We prayed about the decision over the course of several weeks. For me as the father, and perhaps even a little bit for Andrea as the mother, the pregnancy was still somewhat abstract. We knew that there was life growing inside her, but somehow, it didn’t quite seem real. That changed when we went for the first ultrasound. As we saw the baby (and later learned that the baby was a girl) this child’s life became more of an actuality for us. We started talking about names. And we realized we loved this baby very, very much.

The more real to us the baby became, the less our decision was about us and the more it was about our daughter. Andrea and I both acknowledged that many adoptive parents could provide our daughter with things that we couldn’t: a stable marriage, a permanent home, and a temple sealing. We wanted these things for our child, and before long, through LDS Family Services, we found a family we thought might be a good fit.

We felt strongly that our child was to go to these parents, a decision we felt confirmed in prayer and again later when Andrea and I met the family.

The day Jenna was born was more incredible and miraculous than we could ever have imagined. We kept her with us the first few days, and when the day came to take Jenna to her new family, we felt we couldn’t do it. Three hours after we were supposed to have been at the LDS Family Services office, we still hadn’t left my parents’ house. I asked my father to give each of us a priesthood blessing. Among the things he blessed us with was the ability to do the right thing.

We finally left for LDS Family Services. Again, we felt a strong Spirit confirming that this was the right thing, yet when Andrea and I stepped out of the office to return home, I felt the saddest I have ever felt. Neither of us said a word as we drove away. We just cried. That was the most difficult day of my life.

The next week—and the next month—were also hard. But Andrea and I kept moving forward as much as we could. Attending group sessions was helpful because parents who had been through what we were going through were there to talk about their experience, to encourage us, and to remind us not to give up hope in the future—for Jenna or for ourselves.

One of the other great blessings for us during this time was the adoptive family. They maintained close contact with us in the first weeks after the placement, allowing us to see Jenna often and sending letters and pictures. It was therapeutic for Andrea and me to see how well they took care of Jenna, how happy she was, and what a great life she had. As time went by, our hard days became less frequent.

Andrea soon transferred to a university across the country. I stayed and finished my last year of school. We kept in touch. Eventually Andrea married, and it relieved me to see that she was going to be OK. It was at that point that I finally felt that things were resolved and that I was now capable of moving forward in my own life.
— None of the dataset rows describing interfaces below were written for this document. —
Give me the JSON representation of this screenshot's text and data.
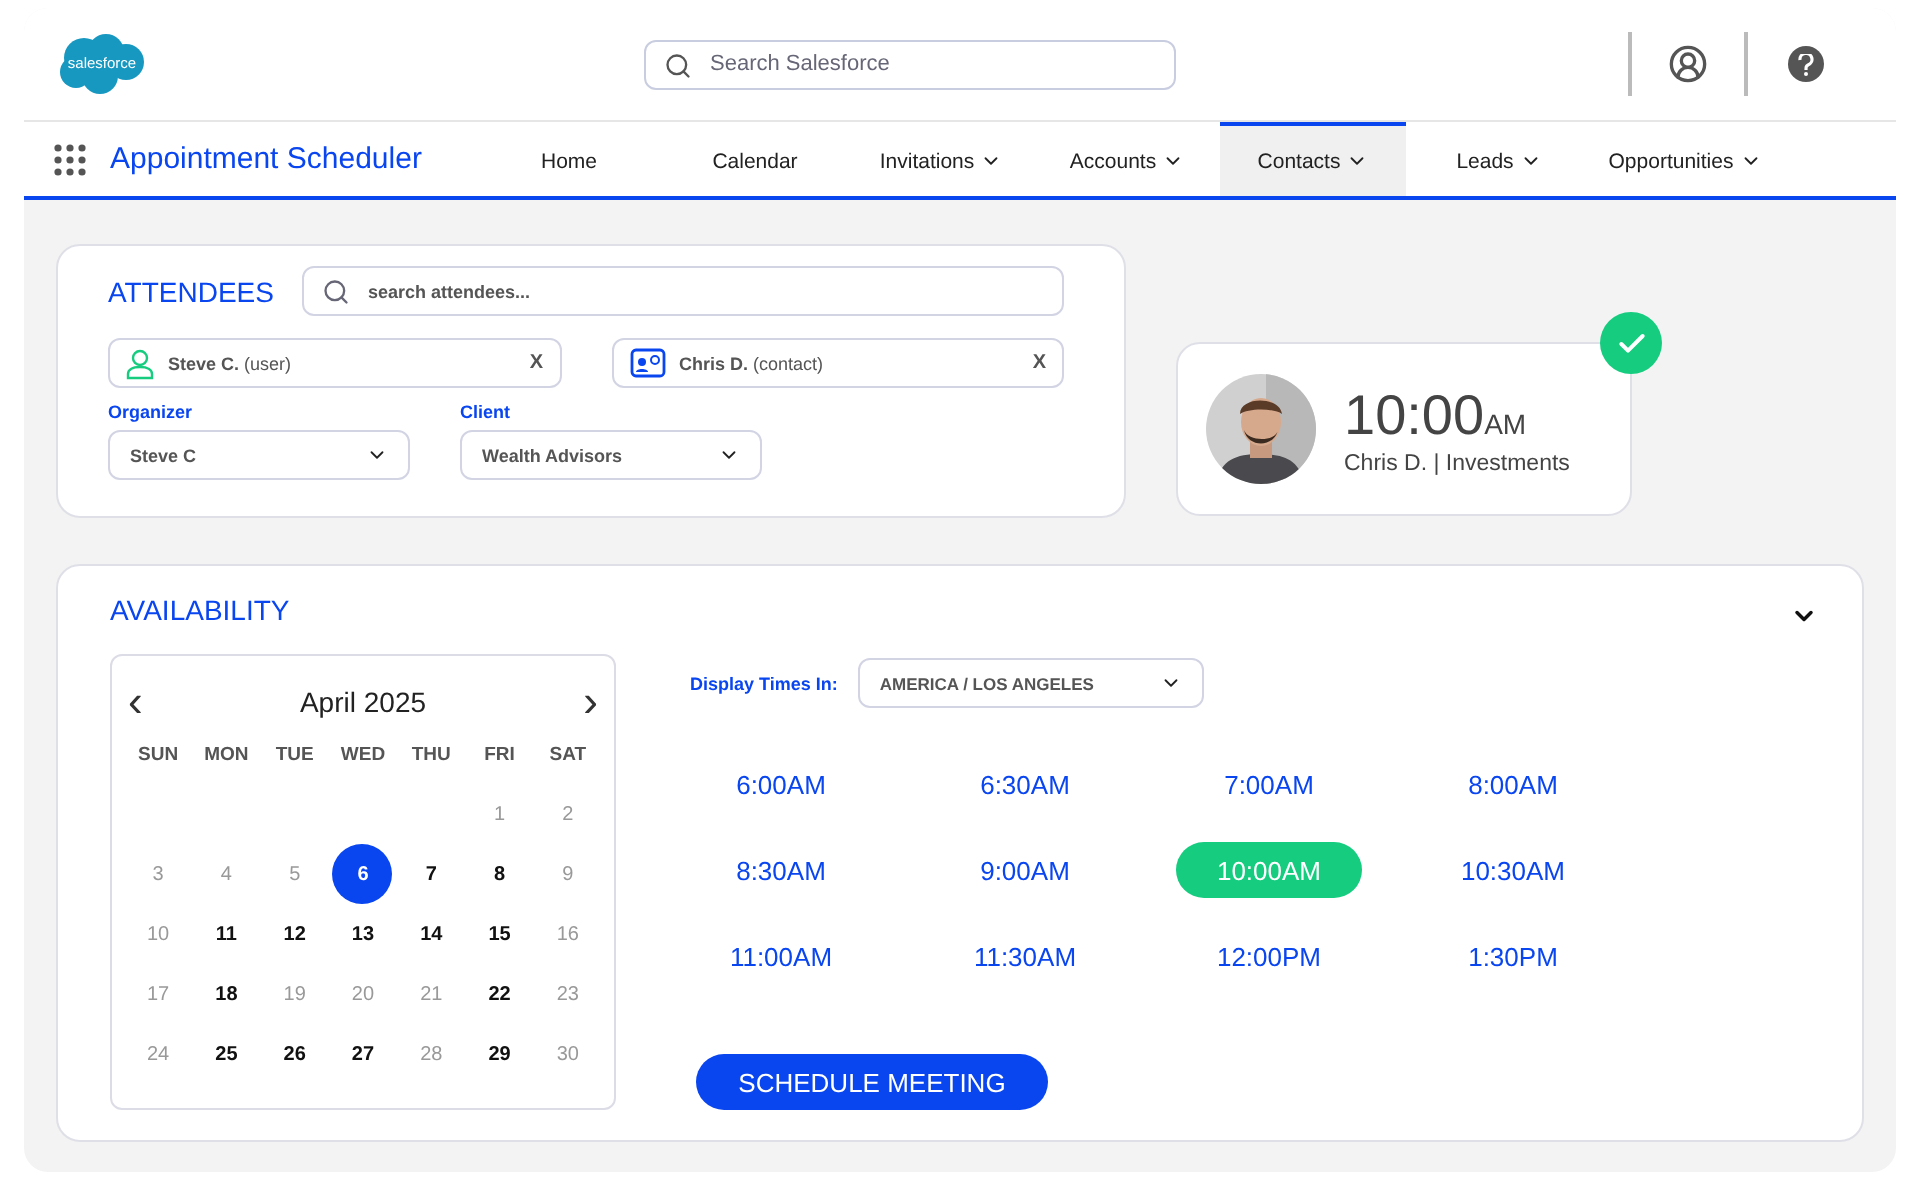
{
  "header": {
    "logo_text": "salesforce",
    "search": {
      "placeholder": "Search Salesforce"
    }
  },
  "nav": {
    "app_title": "Appointment Scheduler",
    "items": [
      {
        "label": "Home",
        "has_menu": false,
        "selected": false
      },
      {
        "label": "Calendar",
        "has_menu": false,
        "selected": false
      },
      {
        "label": "Invitations",
        "has_menu": true,
        "selected": false
      },
      {
        "label": "Accounts",
        "has_menu": true,
        "selected": false
      },
      {
        "label": "Contacts",
        "has_menu": true,
        "selected": true
      },
      {
        "label": "Leads",
        "has_menu": true,
        "selected": false
      },
      {
        "label": "Opportunities",
        "has_menu": true,
        "selected": false
      }
    ]
  },
  "attendees": {
    "title": "ATTENDEES",
    "search": {
      "placeholder": "search attendees..."
    },
    "chips": [
      {
        "kind": "user",
        "name": "Steve C.",
        "role": "(user)",
        "remove": "X"
      },
      {
        "kind": "contact",
        "name": "Chris D.",
        "role": "(contact)",
        "remove": "X"
      }
    ],
    "selects": [
      {
        "label": "Organizer",
        "value": "Steve C"
      },
      {
        "label": "Client",
        "value": "Wealth Advisors"
      }
    ]
  },
  "appointment": {
    "confirmed": true,
    "time": "10:00",
    "period": "AM",
    "subtitle": "Chris D. | Investments"
  },
  "availability": {
    "title": "AVAILABILITY",
    "expanded": true,
    "calendar": {
      "prev": "‹",
      "month": "April 2025",
      "next": "›",
      "weekdays": [
        "SUN",
        "MON",
        "TUE",
        "WED",
        "THU",
        "FRI",
        "SAT"
      ],
      "weeks": [
        {
          "days": [
            {
              "label": "1",
              "available": false,
              "selected": false
            },
            {
              "label": "2",
              "available": false,
              "selected": false
            }
          ]
        },
        {
          "days": [
            {
              "label": "3",
              "available": false,
              "selected": false
            },
            {
              "label": "4",
              "available": false,
              "selected": false
            },
            {
              "label": "5",
              "available": false,
              "selected": false
            },
            {
              "label": "6",
              "available": true,
              "selected": true
            },
            {
              "label": "7",
              "available": true,
              "selected": false
            },
            {
              "label": "8",
              "available": true,
              "selected": false
            },
            {
              "label": "9",
              "available": false,
              "selected": false
            }
          ]
        },
        {
          "days": [
            {
              "label": "10",
              "available": false,
              "selected": false
            },
            {
              "label": "11",
              "available": true,
              "selected": false
            },
            {
              "label": "12",
              "available": true,
              "selected": false
            },
            {
              "label": "13",
              "available": true,
              "selected": false
            },
            {
              "label": "14",
              "available": true,
              "selected": false
            },
            {
              "label": "15",
              "available": true,
              "selected": false
            },
            {
              "label": "16",
              "available": false,
              "selected": false
            }
          ]
        },
        {
          "days": [
            {
              "label": "17",
              "available": false,
              "selected": false
            },
            {
              "label": "18",
              "available": true,
              "selected": false
            },
            {
              "label": "19",
              "available": false,
              "selected": false
            },
            {
              "label": "20",
              "available": false,
              "selected": false
            },
            {
              "label": "21",
              "available": false,
              "selected": false
            },
            {
              "label": "22",
              "available": true,
              "selected": false
            },
            {
              "label": "23",
              "available": false,
              "selected": false
            }
          ]
        },
        {
          "days": [
            {
              "label": "24",
              "available": false,
              "selected": false
            },
            {
              "label": "25",
              "available": true,
              "selected": false
            },
            {
              "label": "26",
              "available": true,
              "selected": false
            },
            {
              "label": "27",
              "available": true,
              "selected": false
            },
            {
              "label": "28",
              "available": false,
              "selected": false
            },
            {
              "label": "29",
              "available": true,
              "selected": false
            },
            {
              "label": "30",
              "available": false,
              "selected": false
            }
          ]
        }
      ]
    },
    "timezone": {
      "label": "Display Times In:",
      "value": "AMERICA / LOS ANGELES"
    },
    "slots": [
      {
        "label": "6:00AM",
        "selected": false
      },
      {
        "label": "6:30AM",
        "selected": false
      },
      {
        "label": "7:00AM",
        "selected": false
      },
      {
        "label": "8:00AM",
        "selected": false
      },
      {
        "label": "8:30AM",
        "selected": false
      },
      {
        "label": "9:00AM",
        "selected": false
      },
      {
        "label": "10:00AM",
        "selected": true
      },
      {
        "label": "10:30AM",
        "selected": false
      },
      {
        "label": "11:00AM",
        "selected": false
      },
      {
        "label": "11:30AM",
        "selected": false
      },
      {
        "label": "12:00PM",
        "selected": false
      },
      {
        "label": "1:30PM",
        "selected": false
      }
    ],
    "action": "SCHEDULE MEETING"
  }
}
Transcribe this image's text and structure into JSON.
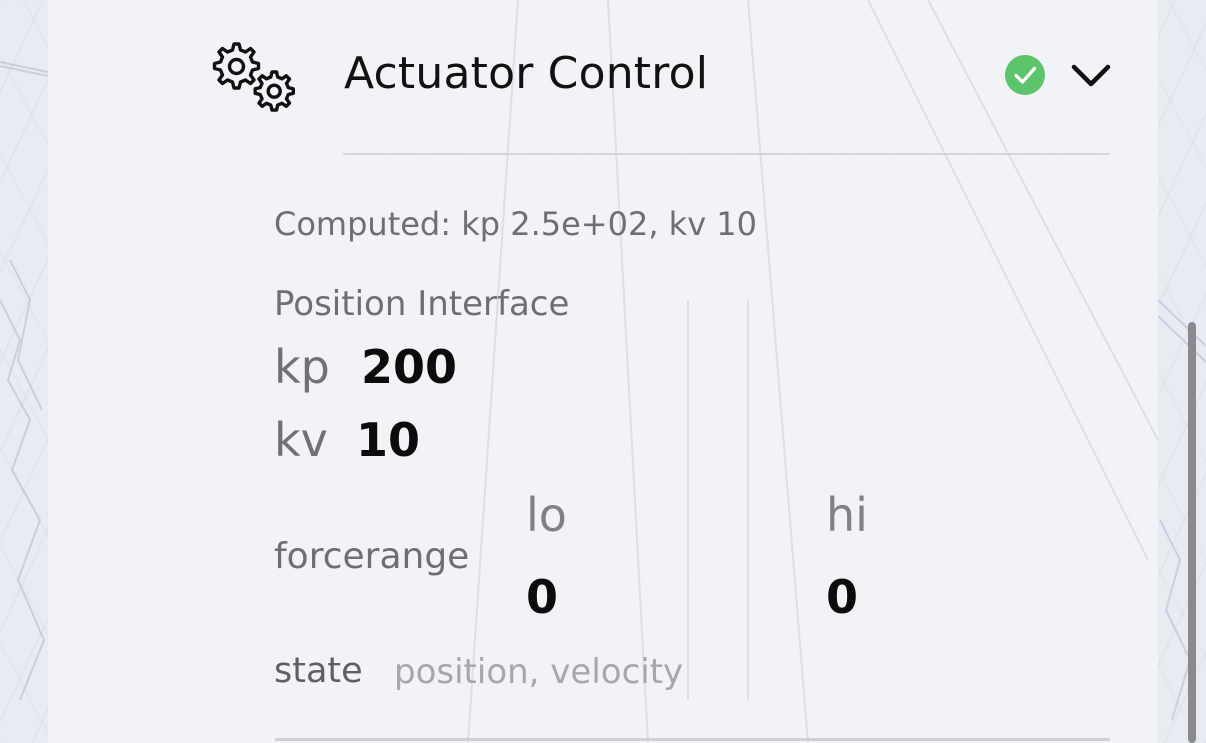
{
  "header": {
    "title": "Actuator Control",
    "icon": "gears-icon",
    "status_icon": "check-circle-icon",
    "status_color": "#5cc46a",
    "toggle_icon": "chevron-down-icon"
  },
  "computed_text": "Computed: kp 2.5e+02, kv 10",
  "position_interface": {
    "title": "Position Interface",
    "kp": {
      "label": "kp",
      "value": "200"
    },
    "kv": {
      "label": "kv",
      "value": "10"
    }
  },
  "forcerange": {
    "label": "forcerange",
    "lo": {
      "label": "lo",
      "value": "0"
    },
    "hi": {
      "label": "hi",
      "value": "0"
    }
  },
  "state": {
    "label": "state",
    "value": "position, velocity"
  },
  "colors": {
    "text_primary": "#0c0c0c",
    "text_secondary": "#6e6e74",
    "text_muted": "#a6a6ac",
    "panel_bg": "#f4f4f8"
  }
}
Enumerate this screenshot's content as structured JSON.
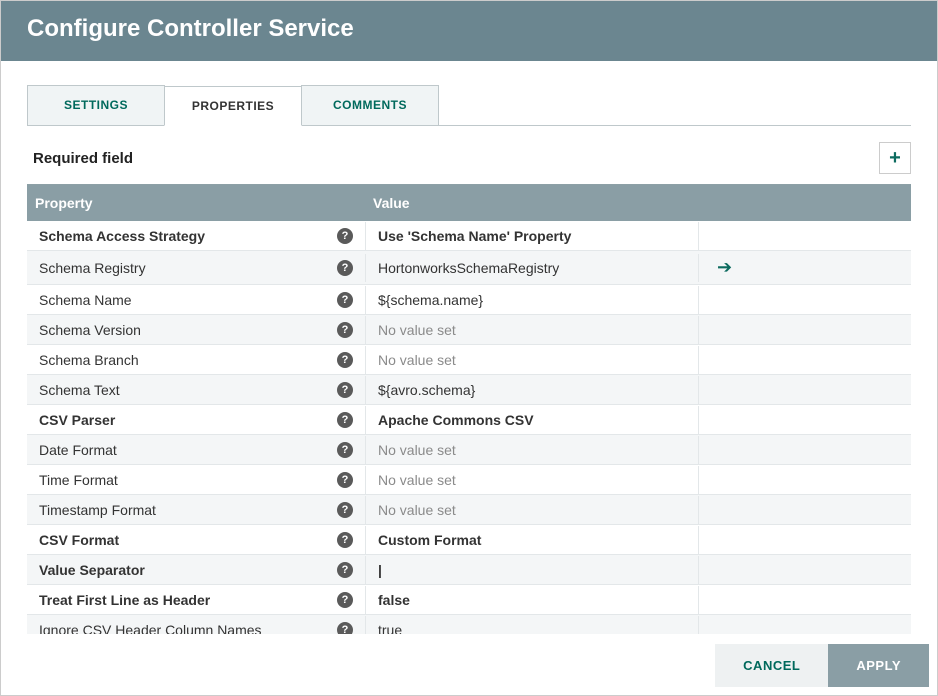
{
  "header": {
    "title": "Configure Controller Service"
  },
  "tabs": {
    "settings": {
      "label": "SETTINGS",
      "active": false
    },
    "properties": {
      "label": "PROPERTIES",
      "active": true
    },
    "comments": {
      "label": "COMMENTS",
      "active": false
    }
  },
  "required_label": "Required field",
  "columns": {
    "property": "Property",
    "value": "Value"
  },
  "rows": [
    {
      "name": "Schema Access Strategy",
      "bold": true,
      "value": "Use 'Schema Name' Property",
      "vbold": true,
      "placeholder": false,
      "goto": false
    },
    {
      "name": "Schema Registry",
      "bold": false,
      "value": "HortonworksSchemaRegistry",
      "vbold": false,
      "placeholder": false,
      "goto": true
    },
    {
      "name": "Schema Name",
      "bold": false,
      "value": "${schema.name}",
      "vbold": false,
      "placeholder": false,
      "goto": false
    },
    {
      "name": "Schema Version",
      "bold": false,
      "value": "No value set",
      "vbold": false,
      "placeholder": true,
      "goto": false
    },
    {
      "name": "Schema Branch",
      "bold": false,
      "value": "No value set",
      "vbold": false,
      "placeholder": true,
      "goto": false
    },
    {
      "name": "Schema Text",
      "bold": false,
      "value": "${avro.schema}",
      "vbold": false,
      "placeholder": false,
      "goto": false
    },
    {
      "name": "CSV Parser",
      "bold": true,
      "value": "Apache Commons CSV",
      "vbold": true,
      "placeholder": false,
      "goto": false
    },
    {
      "name": "Date Format",
      "bold": false,
      "value": "No value set",
      "vbold": false,
      "placeholder": true,
      "goto": false
    },
    {
      "name": "Time Format",
      "bold": false,
      "value": "No value set",
      "vbold": false,
      "placeholder": true,
      "goto": false
    },
    {
      "name": "Timestamp Format",
      "bold": false,
      "value": "No value set",
      "vbold": false,
      "placeholder": true,
      "goto": false
    },
    {
      "name": "CSV Format",
      "bold": true,
      "value": "Custom Format",
      "vbold": true,
      "placeholder": false,
      "goto": false
    },
    {
      "name": "Value Separator",
      "bold": true,
      "value": "|",
      "vbold": true,
      "placeholder": false,
      "goto": false
    },
    {
      "name": "Treat First Line as Header",
      "bold": true,
      "value": "false",
      "vbold": true,
      "placeholder": false,
      "goto": false
    },
    {
      "name": "Ignore CSV Header Column Names",
      "bold": false,
      "value": "true",
      "vbold": false,
      "placeholder": false,
      "goto": false
    }
  ],
  "footer": {
    "cancel": "CANCEL",
    "apply": "APPLY"
  },
  "icons": {
    "help": "?",
    "add": "+",
    "goto": "➔"
  }
}
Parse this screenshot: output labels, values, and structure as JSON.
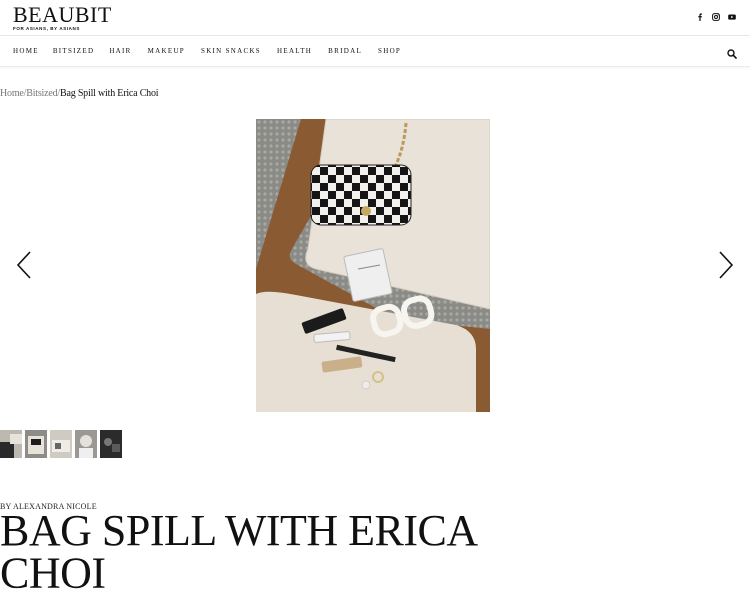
{
  "brand": {
    "name": "BEAUBIT",
    "tagline": "FOR ASIANS, BY ASIANS"
  },
  "social": [
    {
      "icon": "facebook-icon",
      "glyph": "f"
    },
    {
      "icon": "instagram-icon"
    },
    {
      "icon": "youtube-icon"
    }
  ],
  "nav": {
    "items": [
      "HOME",
      "BITSIZED",
      "HAIR",
      "MAKEUP",
      "SKIN SNACKS",
      "HEALTH",
      "BRIDAL",
      "SHOP"
    ],
    "search_icon": "search-icon"
  },
  "breadcrumb": {
    "home": "Home",
    "section": "Bitsized",
    "current": "Bag Spill with Erica Choi",
    "separator": "/"
  },
  "gallery": {
    "prev_icon": "chevron-left-icon",
    "next_icon": "chevron-right-icon",
    "thumbnail_count": 5
  },
  "article": {
    "byline": "BY ALEXANDRA NICOLE",
    "title": "BAG SPILL WITH ERICA CHOI"
  },
  "colors": {
    "text": "#111111",
    "muted": "#777777",
    "divider": "#e6e6e6"
  }
}
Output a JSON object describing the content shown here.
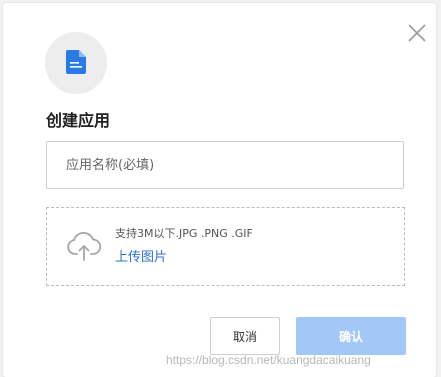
{
  "dialog": {
    "title": "创建应用",
    "close_icon": "close-icon",
    "app_icon": "document-icon",
    "name_input": {
      "placeholder": "应用名称(必填)",
      "value": ""
    },
    "upload": {
      "icon": "cloud-upload-icon",
      "hint": "支持3M以下.JPG .PNG .GIF",
      "link_label": "上传图片"
    },
    "buttons": {
      "cancel_label": "取消",
      "confirm_label": "确认"
    }
  },
  "watermark": "https://blog.csdn.net/kuangdacaikuang",
  "colors": {
    "accent": "#2b6fd8",
    "icon_blue": "#2a7ae8",
    "confirm_disabled": "#a3c8f7"
  }
}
That realization—and the passage of time—were both tremendously healing.

I later met Julie, the woman who would become my wife. When I saw long-term potential with our relationship, I told her about Andrea and Jenna. She has been very supportive and has even met Jenna and her family a couple of times. Her understanding has been a tremendous blessing to me.

Julie and I later married, and today we have a one-year-old daughter. Despite the busyness of our lives, we decided early on to make family a priority. We are blessed to be able to spend time with our daughter and with each other. It is exciting to watch our child grow and develop and change. I am grateful and glad to be her father.

I am also grateful for the hope that the gospel provided throughout my experience. My testimony of a loving Heavenly Father increased. It is miraculous to me that He could take a mistake that Andrea and I had made and turn it into something positive for another family. It is equally miraculous to have been given a new start.